If you are in hurry and want the answer now, I’ll be nice and let you cheat. The answer is more than likely a resounding yes, you are deficient in one or more key nutrients which is keeping your body from running as well as it could. All lives we’ve been told ‘Just eat a balanced diet’ and we will be OK. But what is a balanced diet? To a mom it’s everything she puts on your plate, to a dietitian it is a diet low in saturated fats and cholesterol. To you coach (if you do any type of training) it’s probably a diet high in protein. However, as we can see from the chart below our diets are anything but balanced, leaving us with a myriad of deficiencies.
So, what are the most important nutrient deficiencies affecting us today and what should we do to fix them? Below are the top eight:
Vitamin D is produced by the skin when we are exposed to sunlight. While it may seem like this is one of the easiest nutrients to not be deficient in, surprisingly approximately 70% of Americans are lacking in Vitamin D. With the decline of farming and more individuals living in the cities, plus easy indoor entertainment (computers, NetFlix, etc) many people find little or no reason to venture outside to the extent needed to get a good dose of sunshine. Vitamin D is important for building and maintaining our bones as well as its anti-depressive benefits.
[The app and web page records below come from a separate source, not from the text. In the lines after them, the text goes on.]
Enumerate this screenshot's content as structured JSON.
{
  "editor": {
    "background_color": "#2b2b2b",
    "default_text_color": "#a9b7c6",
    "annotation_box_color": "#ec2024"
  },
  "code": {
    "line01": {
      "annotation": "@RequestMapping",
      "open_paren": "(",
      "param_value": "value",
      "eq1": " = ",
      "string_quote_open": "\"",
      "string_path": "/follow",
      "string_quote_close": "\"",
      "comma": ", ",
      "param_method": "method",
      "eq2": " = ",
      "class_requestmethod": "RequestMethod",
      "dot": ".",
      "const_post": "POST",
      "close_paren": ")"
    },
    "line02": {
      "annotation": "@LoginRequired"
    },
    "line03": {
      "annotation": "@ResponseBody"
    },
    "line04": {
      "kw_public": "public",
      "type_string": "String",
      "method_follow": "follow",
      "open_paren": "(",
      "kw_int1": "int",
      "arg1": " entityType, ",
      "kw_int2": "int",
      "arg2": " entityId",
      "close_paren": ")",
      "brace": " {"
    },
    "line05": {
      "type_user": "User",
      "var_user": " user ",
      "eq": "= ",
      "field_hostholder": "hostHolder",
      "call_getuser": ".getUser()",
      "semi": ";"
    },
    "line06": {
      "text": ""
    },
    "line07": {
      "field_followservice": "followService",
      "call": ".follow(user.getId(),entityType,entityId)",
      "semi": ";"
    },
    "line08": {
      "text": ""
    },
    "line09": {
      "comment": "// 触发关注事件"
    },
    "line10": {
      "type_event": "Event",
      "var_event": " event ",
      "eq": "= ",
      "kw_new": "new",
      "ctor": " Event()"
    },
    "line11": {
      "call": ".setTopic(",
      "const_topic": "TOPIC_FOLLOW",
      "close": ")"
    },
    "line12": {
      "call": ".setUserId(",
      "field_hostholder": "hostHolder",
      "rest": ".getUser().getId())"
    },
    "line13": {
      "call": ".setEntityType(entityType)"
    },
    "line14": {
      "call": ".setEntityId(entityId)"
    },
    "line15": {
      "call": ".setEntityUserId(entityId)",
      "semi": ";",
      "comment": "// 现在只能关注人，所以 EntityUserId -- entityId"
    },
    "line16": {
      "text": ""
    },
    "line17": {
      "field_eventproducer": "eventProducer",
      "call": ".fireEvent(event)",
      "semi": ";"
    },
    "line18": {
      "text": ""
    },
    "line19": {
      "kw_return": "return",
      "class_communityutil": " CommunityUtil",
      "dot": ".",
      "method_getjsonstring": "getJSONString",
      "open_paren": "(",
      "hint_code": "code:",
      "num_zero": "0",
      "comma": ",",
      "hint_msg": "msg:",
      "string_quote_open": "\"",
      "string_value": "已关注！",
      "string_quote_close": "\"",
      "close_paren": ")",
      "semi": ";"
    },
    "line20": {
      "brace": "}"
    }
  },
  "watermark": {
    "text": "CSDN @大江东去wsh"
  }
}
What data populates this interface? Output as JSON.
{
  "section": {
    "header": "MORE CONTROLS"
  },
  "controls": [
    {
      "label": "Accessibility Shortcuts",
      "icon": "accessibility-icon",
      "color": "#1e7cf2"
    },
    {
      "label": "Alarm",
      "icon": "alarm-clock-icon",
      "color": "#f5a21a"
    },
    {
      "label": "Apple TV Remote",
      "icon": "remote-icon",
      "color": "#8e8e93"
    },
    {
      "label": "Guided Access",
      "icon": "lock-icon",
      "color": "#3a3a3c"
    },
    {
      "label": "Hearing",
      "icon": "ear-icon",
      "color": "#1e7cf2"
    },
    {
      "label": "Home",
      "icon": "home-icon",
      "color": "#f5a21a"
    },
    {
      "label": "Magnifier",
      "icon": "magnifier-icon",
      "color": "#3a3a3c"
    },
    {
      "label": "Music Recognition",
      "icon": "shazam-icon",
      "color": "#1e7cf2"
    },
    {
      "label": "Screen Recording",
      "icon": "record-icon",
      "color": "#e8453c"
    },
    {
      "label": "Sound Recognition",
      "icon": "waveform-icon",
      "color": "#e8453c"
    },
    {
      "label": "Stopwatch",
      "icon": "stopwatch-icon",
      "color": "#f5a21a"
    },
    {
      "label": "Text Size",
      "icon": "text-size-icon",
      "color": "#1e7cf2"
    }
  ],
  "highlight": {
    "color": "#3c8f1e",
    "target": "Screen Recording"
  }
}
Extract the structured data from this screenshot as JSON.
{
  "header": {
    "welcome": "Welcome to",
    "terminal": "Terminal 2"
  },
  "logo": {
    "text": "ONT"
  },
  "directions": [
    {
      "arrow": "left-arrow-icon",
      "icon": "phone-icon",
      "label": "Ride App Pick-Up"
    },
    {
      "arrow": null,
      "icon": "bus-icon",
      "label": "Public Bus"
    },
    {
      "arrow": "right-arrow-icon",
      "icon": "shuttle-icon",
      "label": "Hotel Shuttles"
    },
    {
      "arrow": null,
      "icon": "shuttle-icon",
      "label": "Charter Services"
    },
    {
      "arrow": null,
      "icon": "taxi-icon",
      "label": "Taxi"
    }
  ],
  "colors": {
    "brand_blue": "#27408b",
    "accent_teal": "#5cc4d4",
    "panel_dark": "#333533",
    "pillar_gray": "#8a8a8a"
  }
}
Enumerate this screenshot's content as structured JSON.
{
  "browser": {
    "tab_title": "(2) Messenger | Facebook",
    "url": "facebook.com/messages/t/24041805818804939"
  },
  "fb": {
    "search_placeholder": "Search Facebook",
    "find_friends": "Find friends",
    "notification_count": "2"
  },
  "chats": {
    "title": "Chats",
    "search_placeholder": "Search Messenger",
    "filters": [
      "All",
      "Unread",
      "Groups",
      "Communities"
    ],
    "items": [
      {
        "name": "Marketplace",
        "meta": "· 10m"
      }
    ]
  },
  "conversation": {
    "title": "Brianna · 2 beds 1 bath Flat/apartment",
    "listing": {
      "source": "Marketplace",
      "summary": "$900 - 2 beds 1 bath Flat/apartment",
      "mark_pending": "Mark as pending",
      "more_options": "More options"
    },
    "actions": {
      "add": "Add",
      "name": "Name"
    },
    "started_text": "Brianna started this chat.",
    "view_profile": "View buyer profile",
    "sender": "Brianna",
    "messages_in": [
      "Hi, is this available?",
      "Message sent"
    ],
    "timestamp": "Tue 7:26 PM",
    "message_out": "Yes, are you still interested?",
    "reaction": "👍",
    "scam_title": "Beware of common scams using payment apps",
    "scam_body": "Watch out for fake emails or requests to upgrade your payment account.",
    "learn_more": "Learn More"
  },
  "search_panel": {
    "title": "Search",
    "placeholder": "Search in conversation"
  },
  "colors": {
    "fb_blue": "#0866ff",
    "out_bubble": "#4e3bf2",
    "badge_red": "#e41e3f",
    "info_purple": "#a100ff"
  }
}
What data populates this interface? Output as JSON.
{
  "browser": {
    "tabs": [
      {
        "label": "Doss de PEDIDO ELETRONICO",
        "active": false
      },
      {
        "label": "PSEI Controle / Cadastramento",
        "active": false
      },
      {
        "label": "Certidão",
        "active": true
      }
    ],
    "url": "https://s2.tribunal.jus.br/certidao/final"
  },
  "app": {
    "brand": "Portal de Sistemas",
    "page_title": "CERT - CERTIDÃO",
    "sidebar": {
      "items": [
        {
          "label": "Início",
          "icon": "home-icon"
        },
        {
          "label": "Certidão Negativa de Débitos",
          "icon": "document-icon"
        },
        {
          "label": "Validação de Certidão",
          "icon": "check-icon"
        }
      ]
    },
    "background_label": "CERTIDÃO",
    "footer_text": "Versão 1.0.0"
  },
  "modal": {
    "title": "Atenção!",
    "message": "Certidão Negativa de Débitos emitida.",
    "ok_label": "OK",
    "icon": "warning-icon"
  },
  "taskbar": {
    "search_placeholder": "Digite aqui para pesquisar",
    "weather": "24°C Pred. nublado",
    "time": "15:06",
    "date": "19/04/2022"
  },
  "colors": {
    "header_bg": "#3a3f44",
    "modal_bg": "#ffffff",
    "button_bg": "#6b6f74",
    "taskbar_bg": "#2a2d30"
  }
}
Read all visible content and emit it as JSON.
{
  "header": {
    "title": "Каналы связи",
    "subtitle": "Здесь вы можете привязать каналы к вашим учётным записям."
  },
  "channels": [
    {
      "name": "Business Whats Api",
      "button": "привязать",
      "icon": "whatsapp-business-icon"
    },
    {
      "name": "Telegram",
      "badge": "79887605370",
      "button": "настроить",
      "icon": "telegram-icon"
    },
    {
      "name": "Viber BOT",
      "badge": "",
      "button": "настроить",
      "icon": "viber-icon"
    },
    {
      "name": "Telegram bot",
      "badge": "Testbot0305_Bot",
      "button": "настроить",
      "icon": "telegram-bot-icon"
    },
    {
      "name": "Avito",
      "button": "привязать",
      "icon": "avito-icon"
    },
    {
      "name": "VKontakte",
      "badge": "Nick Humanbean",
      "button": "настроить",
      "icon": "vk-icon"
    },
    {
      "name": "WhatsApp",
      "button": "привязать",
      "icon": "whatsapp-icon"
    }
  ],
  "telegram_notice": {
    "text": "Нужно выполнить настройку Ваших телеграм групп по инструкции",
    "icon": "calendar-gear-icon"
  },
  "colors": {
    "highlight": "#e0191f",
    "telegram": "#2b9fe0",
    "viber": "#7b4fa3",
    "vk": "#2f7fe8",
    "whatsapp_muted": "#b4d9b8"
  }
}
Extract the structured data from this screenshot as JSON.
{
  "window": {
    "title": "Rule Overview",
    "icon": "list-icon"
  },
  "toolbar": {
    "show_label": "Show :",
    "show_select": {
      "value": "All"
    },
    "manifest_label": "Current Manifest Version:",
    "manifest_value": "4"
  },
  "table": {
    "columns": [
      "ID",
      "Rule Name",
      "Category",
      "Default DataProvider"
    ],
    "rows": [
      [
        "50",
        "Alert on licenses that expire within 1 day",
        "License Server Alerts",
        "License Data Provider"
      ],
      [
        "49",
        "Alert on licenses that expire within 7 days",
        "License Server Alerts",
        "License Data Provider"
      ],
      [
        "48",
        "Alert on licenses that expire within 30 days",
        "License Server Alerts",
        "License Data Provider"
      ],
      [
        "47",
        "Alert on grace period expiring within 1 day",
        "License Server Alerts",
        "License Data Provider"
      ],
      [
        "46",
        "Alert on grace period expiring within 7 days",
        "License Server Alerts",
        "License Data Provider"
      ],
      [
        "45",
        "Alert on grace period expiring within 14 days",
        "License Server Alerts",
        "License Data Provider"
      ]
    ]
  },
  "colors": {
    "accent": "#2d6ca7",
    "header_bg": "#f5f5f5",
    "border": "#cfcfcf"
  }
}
Dr. Mercola has a good article for determining the signs and symptoms of Vitamin D deficiency.
How much do you need: How much Vitamin D we need is a subject of debate. The daily recommended dosage (RDA) of Vitamin D is set at 400 IU (international units). This level of Vitamin D is considered by many experts to be the absolute minimum the body needs. Several studies have shown, depending on your age, diet and where you live, 2000 – 4000 IUs of Vitamin D are necessary.
We all know that calcium is essential for healthy bones. But it is also essential for healthy heart, muscle and respiratory functions. Almost 73% of Americans fall short in their daily allowance of Calcium. One reason is the need for Vitamin D in the body to help absorb and utilize the calcium. Based on so many individuals being deficient in vitamin D, it’s quite possible that correcting that issue would resolve the calcium deficiency. Dr. Weil goes into more detail in his article here.
How much do you need: Women 19 to 50 should get 1,000 milligrams of dietary calcium per day. Women 51 and older should get 1,200 milligrams. It is recommended men get 1,000 milligrams of calcium a day and 1,200 milligrams a day after age 70.
Potassium is important for a person’s muscles to work effectively, including the heart. Potassium also has a role in regulating blood pressure. Low potassium levels (hypokalaemia) can cause weakness as cellular processes are affected.
How much do you need: Adults should get for 4,700 milligrams of potassium a day. A recent study shows that an over 95% of Americans don’t hit the mark
Vitamin A plays an important role in your vision. To see the full spectrum of light, your eye needs to produce certain pigments for the photo receptor cells in your retina to work properly. Vitamin A deficiency stops the production of these pigments, leading to night blindness. Your eye also needs vitamin A to nourish other parts of your eye, including the cornea, the clear covering on the front of your eye. Without enough vitamin A, your eyes cannot produce enough moisture to keep them properly lubricated.
How much do you need: Adult women need 700 milligrams a day. Men need 900 milligrams.
Vitamin C is necessary for normal growth and development. Since the vitamin is water-soluble (dissolves in water) any excess will leave the body thru the urine. This means you need to continuous supply in your diet to avoid a deficiency. Eating Well has a great write up on some whole food sources of vitamin C as well as well as a nice breakdown on dosages broken down from birth thru adulthood.
How much do you need: Men need 90 milligrams a day and Women need 75 milligrams a day.
Vitamin K is essential for normal blood clotting. It also appears to play crucial roles in bone mineralization and cell growth. Falling short may cause bruising, nosebleeds, and brittle bones, among other problems. For more information check out 4 signs you might have a vitamin K deficiency.
How much do you need: Women need 90 micrograms a day. Men need 120 micrograms a day.
Vitamin E is a potent antioxidant. Severe vitamin E deficiencies can cause nerve damage. Because many Americans don’t get enough nuts and unsaturated oils, they may be in danger of falling short on this crucial nutrient.
How much do you need: 15 milligrams a day.
Magnesium is essential for over 300 enzyme body functions. It also helps regulate blood pressure, maintains bone strength, and ensures a healthy immune system. Mark’s Daily Apple has an exhaustive list of causes of magnesium deficiency, symptoms, and whole food sources.
How much do you need: Women between the ages of 19 and 30 need 310 milligrams a day. After age 31, 320 milligrams. Men between the ages of 19 and 30 need 400 milligrams. Then the requirement rises to 420 milligrams.
If you think you might be suffering from a nutrient deficiency there is an awesome resource at Precision Nutrition which lists many common physical ailments and gives the probable deficiency that is causing the problem. They also provide a list of the most common medications and illnesses and list the more common nutrient deficiencies related to those issues. A top-notch resource you shouldn’t miss.